Last year at this time my bathroom cabinet received a complete overhaul. I had just finished reading a new book called “There’s Lead in Your Lipstick” by Canadian writer Gillian Deacon. With book in hand, most of my precious cosmetics, body washes, lotions, hair and nail products ended up in the garbage can. This wasn’t easy – I’d spent more money on them that I like to admit – but after reading her compelling argument for why mainstream body products are filled with toxic ingredients, I was sufficiently convinced to relegate my beloved beauty products to the trash.
I just finished reading the book a second time. I’m going to make it an annual thing, since there’s so much great information I’d forgotten about. Plus, it’s easy to let one’s shopping habits slide somewhat, and I was needing a forceful reminder about why it’s so important to buy natural products. Once again, I was blown away by the book – and that’s why I’m blogging about it, so that hopefully some of you will be inspired to pick it up and reconsider the chemicals used during your own personal grooming rituals.

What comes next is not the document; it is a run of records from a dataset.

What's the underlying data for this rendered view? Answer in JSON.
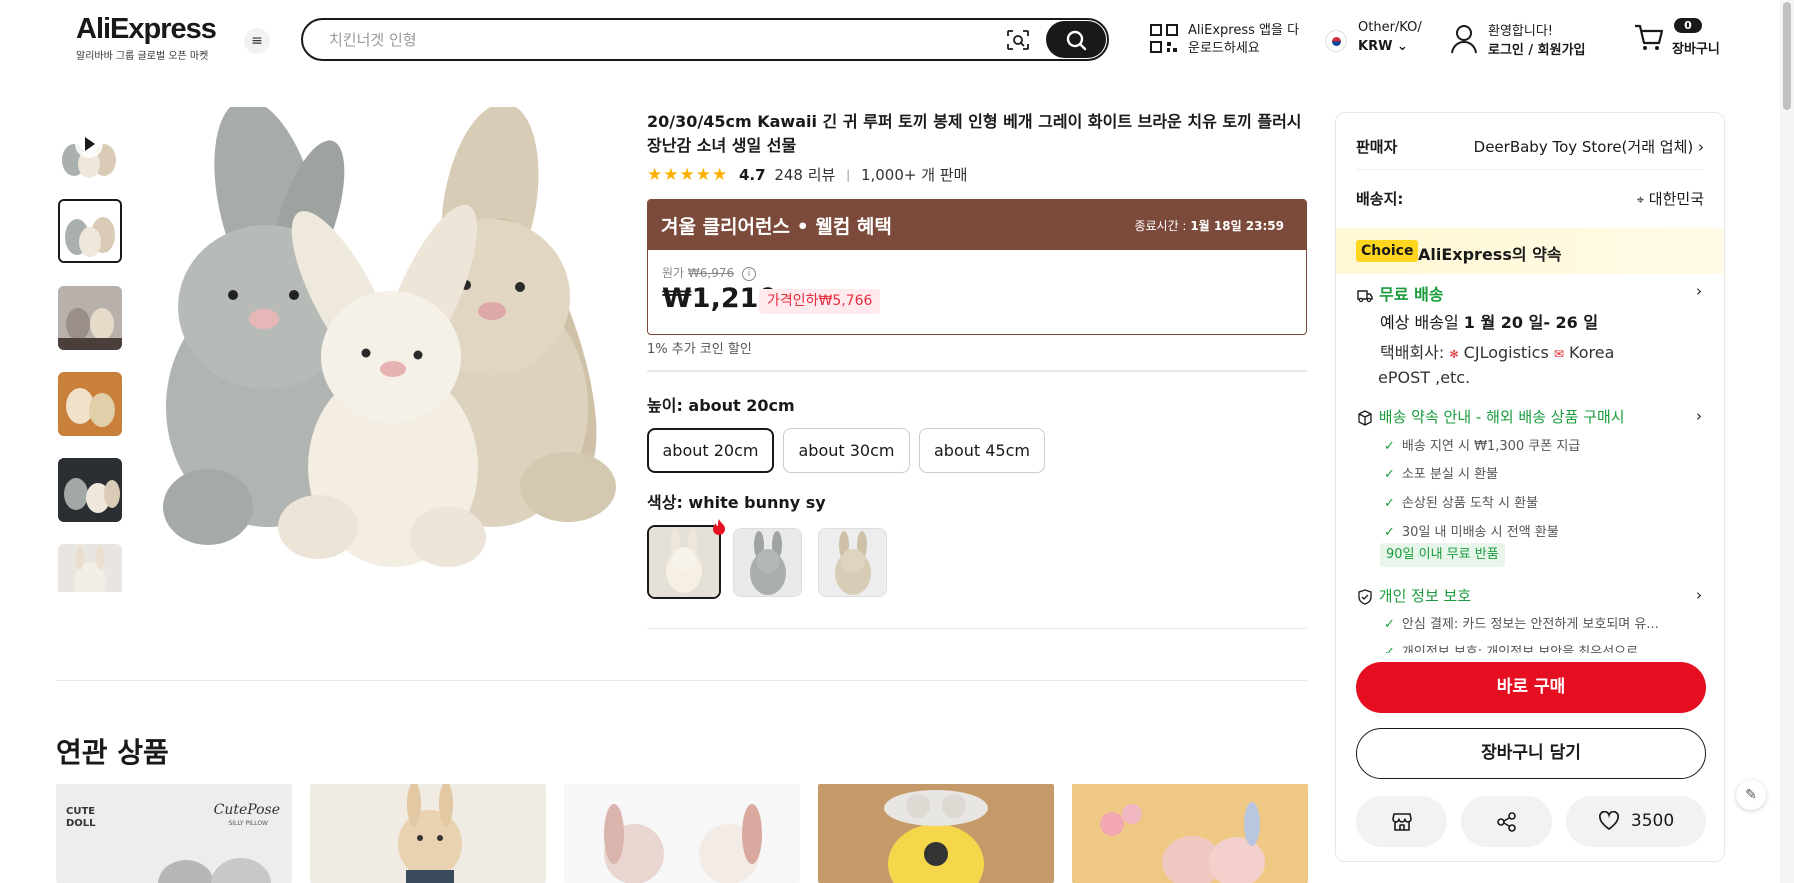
{
  "header": {
    "logo": "AliExpress",
    "logo_sub": "알리바바 그룹 글로벌 오픈 마켓",
    "menu_icon": "hamburger-icon",
    "search_placeholder": "치킨너겟 인형",
    "app_line1": "AliExpress 앱을 다",
    "app_line2": "운로드하세요",
    "lang_line1": "Other/KO/",
    "lang_line2": "KRW",
    "user_line1": "환영합니다!",
    "user_line2": "로그인 / 회원가입",
    "cart_count": "0",
    "cart_label": "장바구니"
  },
  "product": {
    "title": "20/30/45cm Kawaii 긴 귀 루퍼 토끼 봉제 인형 베개 그레이 화이트 브라운 치유 토끼 플러시 장난감 소녀 생일 선물",
    "stars": "★★★★★",
    "rating": "4.7",
    "reviews": "248 리뷰",
    "sold": "1,000+ 개 판매",
    "promo_title": "겨울 클리어런스 • 웰컴 혜택",
    "promo_time_label": "종료시간 :",
    "promo_time": "1월 18일 23:59",
    "orig_label": "원가",
    "orig_price": "₩6,976",
    "price": "₩1,210",
    "discount": "가격인하₩5,766",
    "coin": "1% 추가 코인 할인",
    "size_label": "높이: ",
    "size_value": "about 20cm",
    "sizes": [
      "about 20cm",
      "about 30cm",
      "about 45cm"
    ],
    "color_label": "색상: ",
    "color_value": "white bunny sy"
  },
  "related": {
    "title": "연관 상품",
    "card1_text1": "CUTE",
    "card1_text2": "DOLL",
    "card1_text3": "CutePose",
    "card1_text4": "SILLY PILLOW"
  },
  "panel": {
    "seller_label": "판매자",
    "seller_value": "DeerBaby Toy Store(거래 업체)",
    "ship_to_label": "배송지:",
    "ship_to_value": "대한민국",
    "choice_tag": "Choice",
    "choice_text": "AliExpress의 약속",
    "free_ship": "무료 배송",
    "eta_prefix": "예상 배송일 ",
    "eta": "1 월 20 일- 26 일",
    "carrier_line1_prefix": "택배회사: ",
    "carrier1": "CJLogistics",
    "carrier2": "Korea",
    "carrier_line2": "ePOST ,etc.",
    "promise_title": "배송 약속 안내 - 해외 배송 상품 구매시",
    "promises": [
      "배송 지연 시 ₩1,300 쿠폰 지급",
      "소포 분실 시 환불",
      "손상된 상품 도착 시 환불",
      "30일 내 미배송 시 전액 환불"
    ],
    "return_badge": "90일 이내 무료 반품",
    "privacy_title": "개인 정보 보호",
    "privacy_items": [
      "안심 결제: 카드 정보는 안전하게 보호되며 유...",
      "개인정보 보호: 개인정보 보안을 최우선으로..."
    ],
    "buy_now": "바로 구매",
    "add_cart": "장바구니 담기",
    "wishlist_count": "3500"
  },
  "colors": {
    "brand_red": "#e50f21",
    "promo_brown": "#7b4a3a",
    "star": "#fdb000",
    "green": "#1a9c3e",
    "choice_yellow": "#ffd61f"
  }
}
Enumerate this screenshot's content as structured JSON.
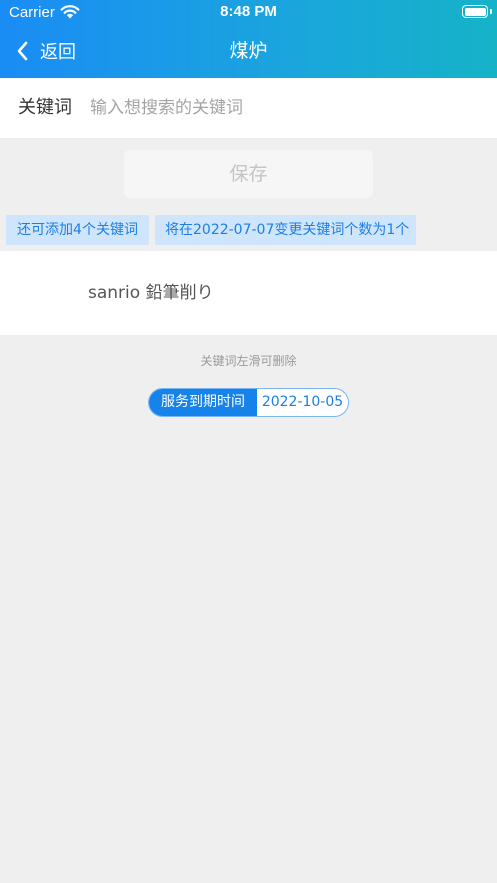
{
  "status_bar": {
    "carrier": "Carrier",
    "time": "8:48 PM"
  },
  "nav": {
    "back_label": "返回",
    "title": "煤炉"
  },
  "keyword_form": {
    "label": "关键词",
    "placeholder": "输入想搜索的关键词",
    "value": ""
  },
  "save_button": {
    "label": "保存"
  },
  "info_tags": {
    "remaining": "还可添加4个关键词",
    "change_notice": "将在2022-07-07变更关键词个数为1个"
  },
  "keywords": [
    "sanrio 鉛筆削り"
  ],
  "hint": "关键词左滑可删除",
  "expiry": {
    "label": "服务到期时间",
    "date": "2022-10-05"
  },
  "colors": {
    "header_start": "#1a8cf5",
    "header_end": "#16b2c8",
    "accent": "#1583ea",
    "tag_bg": "#cfe5fb",
    "background": "#efefef"
  }
}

Deacon is not a scientist, but then neither am I. She’s a woman and a consumer, and her book is directed toward that very audience. As a woman, she knows the many products most of us like to use, and, as a consumer, she knows what’s out there on the beauty products market. The book isn’t weighed down by lengthy scientific explanations, but there’s enough information for it to make sense. This makes the book very accessible and easy to read from cover to cover.
The facts she presents are staggering, such as “more American women have died of breast cancer in the last 20 years than the number of Americans killed in World War I, World War II, the Korean War, and the Vietnam War combined.” Wow. I find that absolutely terrifying. She talks about the chemical use that became widespread after the Second World War, and the chilling parallel between the increase in use of petrochemicals and the increase in cancer rates, allergies, asthma, birth defects, and fertility problems.
So with that in mind, Deacon picks apart the various chemical ingredients used in cosmetics and compiles a list of the most toxic ones, explaining why they should be avoided at all costs. She puts strong emphasis on label-reading, and learning what the many names mean on the back of your various bottles and containers – something that never occurred to me. I took the list into the bathroom and started checking. Sure enough, names like parfum, methylparaben, sodium lauryl sulfate, dimethicone, triclosan, coal tar, etc. were all over the place!
Apparently there is a whole host of cosmetic ingredients that are banned in Europe but continue to be widely used in North America because there is so little regulation here. Health Canada and the U.S. FDA “do not have the authority to require companies to safety test personal care products before they go on the market and cannot even recall defective or possibly harmful cosmetics.” I was floored! The other shocking revelation is that many so-called natural or organic body care companies use toxic ingredients, such as Avalon Organics; Earth’s Best Organics; Jason Pure, Natural and Organic; Kiss My Face Obsessively Organic, and lots more. These were products I was already buying, yet I’d been deceived.
Now this is the really cool part of Deacon’s book. Instead of making me feel guilty about loving my makeup, she provides alternatives for everything, with tons of online resources! With a little bit more effort, it’s easy to find all-natural, completely pure cosmetics that are safe enough to eat – which, in theory, you should be able to do, since your skin absorbs everything you put on it as if you were eating it! So, over the past year, my shower and makeup bag and bathroom cabinet have been fully restocked, as if I’d never emptied it in the first place. For example, I use mascara made from beeswax, instead of shellac and mercury. I use a coconut oil-based facial cleanser that never makes my skin feel dry. My body wash is pure castile soap, which contains plenty of plant oils which maintain a balanced pH on the skin.
There is also a whole pile of Do-It-Yourself recipes which I haven’t yet tried, but I certainly plan to. When I start experimenting, I’ll post the results! These are fascinating, age-old, naturopathic methods, such as black pepper and yogurt to get rid of blackheads, conditioning hair with coconut oil or vinegar, oatmeal facial scrubs, and even homemade mouthwash containing vodka!
I highly recommend this book if you’re at all concerned about what’s going into your body via your skin. It’s highly informative, fascinating, and scary, while presenting very accessible alternatives. It totally revolutionized my approach to body care, while not forcing me to compromise.